Management Tool for Multicultural Situations

Mediation is just one of the many new skills that managers of a multicultural teams need to have at their disposal.

Canada boasts one of the most culturally diverse populations in the world and many who are permitted to continue the rituals and customs of their particular culture. However, this can also create, conflict between these cultures. Considering the cultural and ethnic diversity of Canada, how does this affect the procedure and outcome of mediation?

The reason why disputants are seeking the assistance of a mediator may be more involved than just a simple disagreement; it may be the ethnicity and cultural background of those involved that is the root cause of the dispute. An effective mediator would recognize these ethnic differences between the disputants and probe each disputant to ascertain whether these differences do play a role in the dispute.

Mediation is defined as a model for solving disputes between two or more parties who agree to use the mediation process with a neutral third party facilitator. The mediator’s role is to provide the climate and the setting for disputing parties to express their concerns and feelings and to work together in resolving the conflict. This process challenges employees to accept responsibilities and to explore possible solutions that can result in a mutually satisfactory agreement. As managers become familiar with this process they will find many appropriate ways to ease conflict situations in the work place.

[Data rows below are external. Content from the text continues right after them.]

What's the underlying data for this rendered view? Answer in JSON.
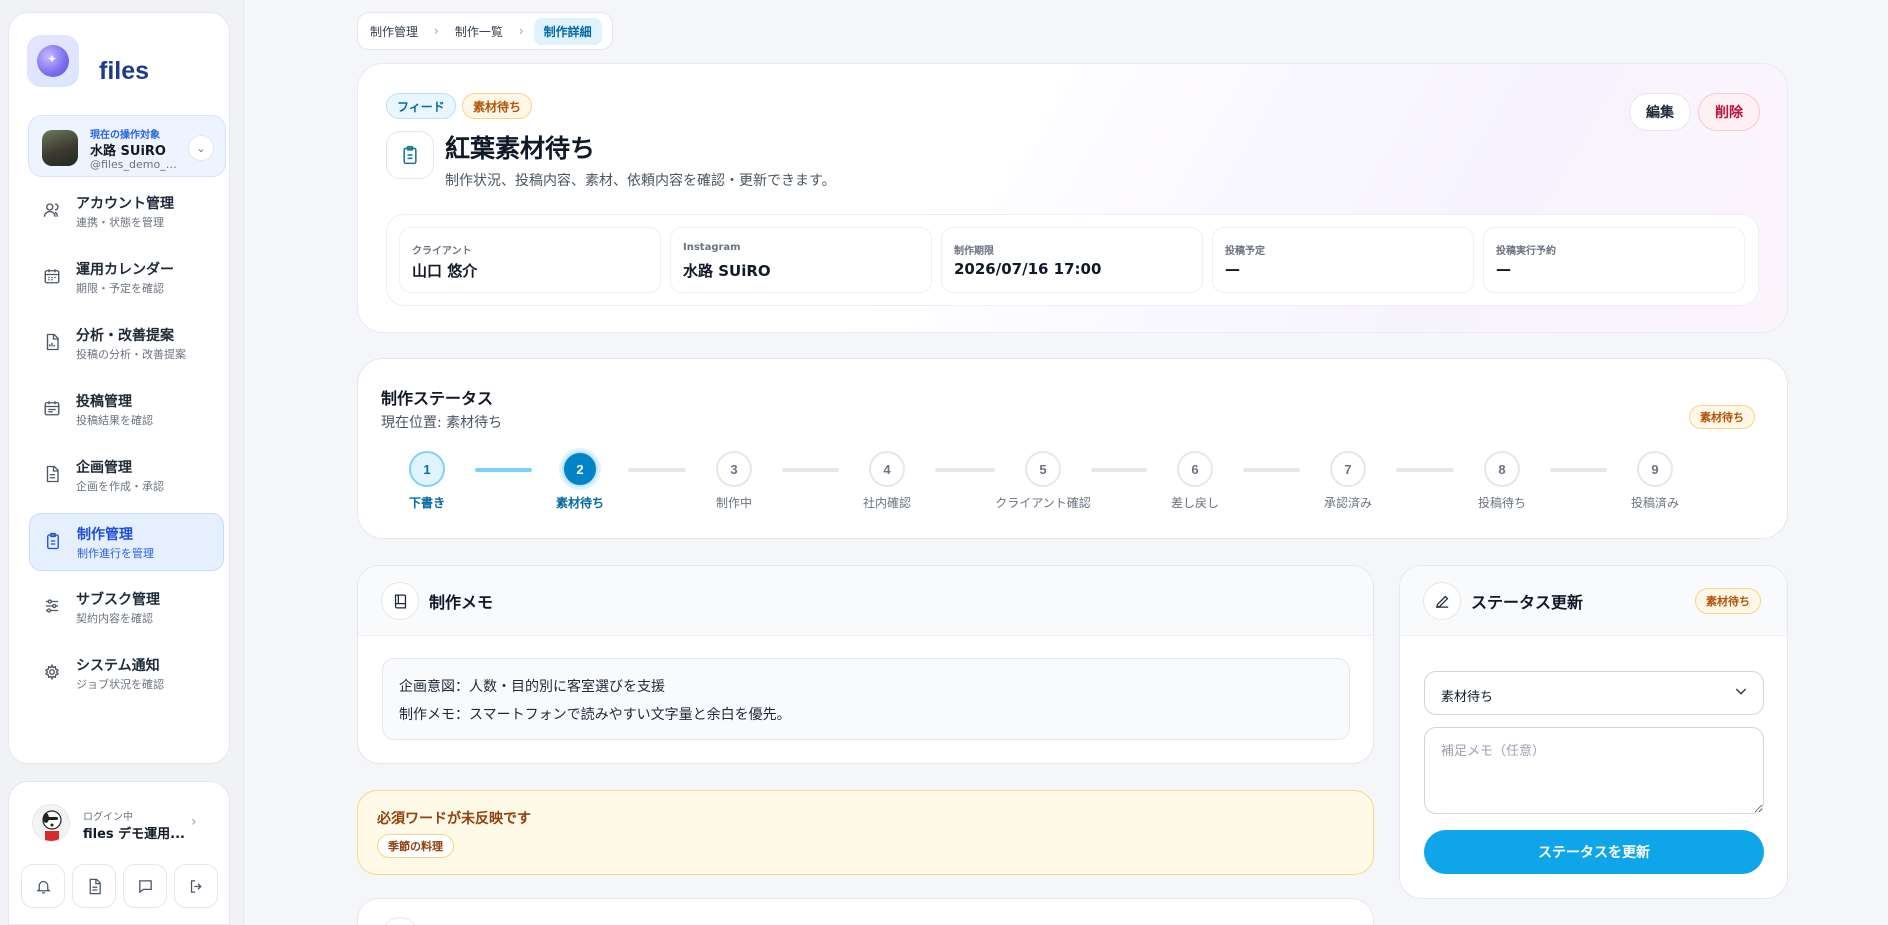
{
  "app": {
    "logo_text": "files"
  },
  "account": {
    "tag": "現在の操作対象",
    "name": "水路 SUiRO",
    "handle": "@files_demo_suiro"
  },
  "nav": [
    {
      "label": "アカウント管理",
      "sub": "連携・状態を管理",
      "icon": "users-icon"
    },
    {
      "label": "運用カレンダー",
      "sub": "期限・予定を確認",
      "icon": "calendar-icon"
    },
    {
      "label": "分析・改善提案",
      "sub": "投稿の分析・改善提案",
      "icon": "report-icon"
    },
    {
      "label": "投稿管理",
      "sub": "投稿結果を確認",
      "icon": "calendar-list-icon"
    },
    {
      "label": "企画管理",
      "sub": "企画を作成・承認",
      "icon": "document-icon"
    },
    {
      "label": "制作管理",
      "sub": "制作進行を管理",
      "icon": "clipboard-icon",
      "active": true
    },
    {
      "label": "サブスク管理",
      "sub": "契約内容を確認",
      "icon": "sliders-icon"
    },
    {
      "label": "システム通知",
      "sub": "ジョブ状況を確認",
      "icon": "gear-icon"
    }
  ],
  "user": {
    "state": "ログイン中",
    "name": "files デモ運用..."
  },
  "breadcrumb": [
    "制作管理",
    "制作一覧",
    "制作詳細"
  ],
  "header": {
    "tags": [
      "フィード",
      "素材待ち"
    ],
    "title": "紅葉素材待ち",
    "description": "制作状況、投稿内容、素材、依頼内容を確認・更新できます。",
    "edit_label": "編集",
    "delete_label": "削除"
  },
  "info": [
    {
      "label": "クライアント",
      "value": "山口 悠介"
    },
    {
      "label": "Instagram",
      "value": "水路 SUiRO"
    },
    {
      "label": "制作期限",
      "value": "2026/07/16 17:00"
    },
    {
      "label": "投稿予定",
      "value": "—"
    },
    {
      "label": "投稿実行予約",
      "value": "—"
    }
  ],
  "status": {
    "title": "制作ステータス",
    "current_text": "現在位置: 素材待ち",
    "badge": "素材待ち",
    "current_step": 2,
    "steps": [
      {
        "n": "1",
        "label": "下書き"
      },
      {
        "n": "2",
        "label": "素材待ち"
      },
      {
        "n": "3",
        "label": "制作中"
      },
      {
        "n": "4",
        "label": "社内確認"
      },
      {
        "n": "5",
        "label": "クライアント確認"
      },
      {
        "n": "6",
        "label": "差し戻し"
      },
      {
        "n": "7",
        "label": "承認済み"
      },
      {
        "n": "8",
        "label": "投稿待ち"
      },
      {
        "n": "9",
        "label": "投稿済み"
      }
    ]
  },
  "memo": {
    "title": "制作メモ",
    "lines": [
      "企画意図：人数・目的別に客室選びを支援",
      "制作メモ：スマートフォンで読みやすい文字量と余白を優先。"
    ]
  },
  "warning": {
    "title": "必須ワードが未反映です",
    "words": [
      "季節の料理"
    ]
  },
  "update": {
    "title": "ステータス更新",
    "badge": "素材待ち",
    "select_value": "素材待ち",
    "note_placeholder": "補足メモ（任意）",
    "button_label": "ステータスを更新"
  },
  "colors": {
    "accent": "#0ea5e9",
    "active_nav": "#1d4ed8",
    "pending_badge": "#b45309",
    "delete": "#be123c"
  }
}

As one begins the mediation process with the parties an important question needs to be addressed – What if the parties involved in a dispute come from different cultural backgrounds? It is essential to apply sound intercultural communication principles and skills at each stage of the mediation process.

Remember that both mediator and the disputing parties come to the mediation with their own cultural assumptions. If the mediator assumes that everyone shares the same values, beliefs and communication styles, then the mediator’s assumptions may get in the way of resolving the dispute.

Each ethnic group has unique way of communicating both verbally and non-verbally with members of their group. And while the members of one group may understand the significance of a gesture or phrase, there may be other individuals who will interpret these gestures as something completely different. Consider if you will various hand gestures that are used around the world to illustrate one’s anger with another individual. In a multi-cultural country such as ours, the potential for misunderstanding between individuals of differing ethnic backgrounds is considerable.

Diversity can affect not only the disputants but also the mediator as well. The mediator, while attempting to remain objective, cannot suspend their own cultural norms during the mediation process. The mediator must also be aware of their own cultural norms and ensure that they do not interfere in the mediation process.

Mediators in Canada have an advantageous position in that we can learn much about various cultures from around the world, making us more effective in resolving disputes between individuals from differing cultures.

In co-operation with Cory Harris Associate


Barriers to Cross Cultural Communication

Language Factors:

  • Accent and dialect
  • Pitch, stress, volume and tone factors
  • Politeness/abruptness
  • Pausing patens

Cultural elements

  • Use of gestures and facial expressions
  • Formality/informality
  • Frankness
  • Time consciousness
  • Spatial consciousness/physical intimacy
  • Stereotyping

Job related

  • Degree of competitiveness
  • Priorities

Body language

  • Distance
  • Avoidance
  • Eye contact
  • Touch or lack of touch
This entry was posted in Leadership Skills and tagged , , , , , , . Bookmark the permalink.

Leave a Reply

Your email address will not be published. Required fields are marked *